===== EXCERPTED DATA

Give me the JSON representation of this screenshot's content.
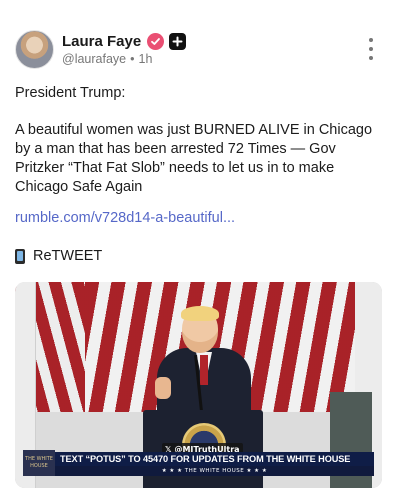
{
  "author": {
    "display_name": "Laura Faye",
    "handle": "@laurafaye",
    "separator": "•",
    "time": "1h"
  },
  "icons": {
    "verified": "verified-badge-icon",
    "follow": "plus-icon",
    "more": "more-vertical-icon",
    "retweet": "mobile-phone-icon"
  },
  "colors": {
    "badge": "#ea4f73",
    "link": "#5668c8",
    "ticker": "#0f1d47"
  },
  "post": {
    "greeting": "President Trump:",
    "body": "A beautiful women was just BURNED ALIVE in Chicago by a man that has been arrested 72 Times — Gov Pritzker “That Fat Slob” needs to let us in to make Chicago Safe Again",
    "link": "rumble.com/v728d14-a-beautiful...",
    "retweet_label": "ReTWEET"
  },
  "media": {
    "watermark": "@MJTruthUltra",
    "ticker": "TEXT “POTUS” TO 45470 FOR UPDATES FROM THE WHITE HOUSE",
    "subticker": "★ ★ ★  THE WHITE HOUSE  ★ ★ ★",
    "logo_text": "THE WHITE HOUSE"
  }
}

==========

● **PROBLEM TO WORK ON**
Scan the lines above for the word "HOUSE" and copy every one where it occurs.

● **WORKED SOLUTION**
    "ticker": "TEXT “POTUS” TO 45470 FOR UPDATES FROM THE WHITE HOUSE",
    "subticker": "★ ★ ★  THE WHITE HOUSE  ★ ★ ★",
    "logo_text": "THE WHITE HOUSE"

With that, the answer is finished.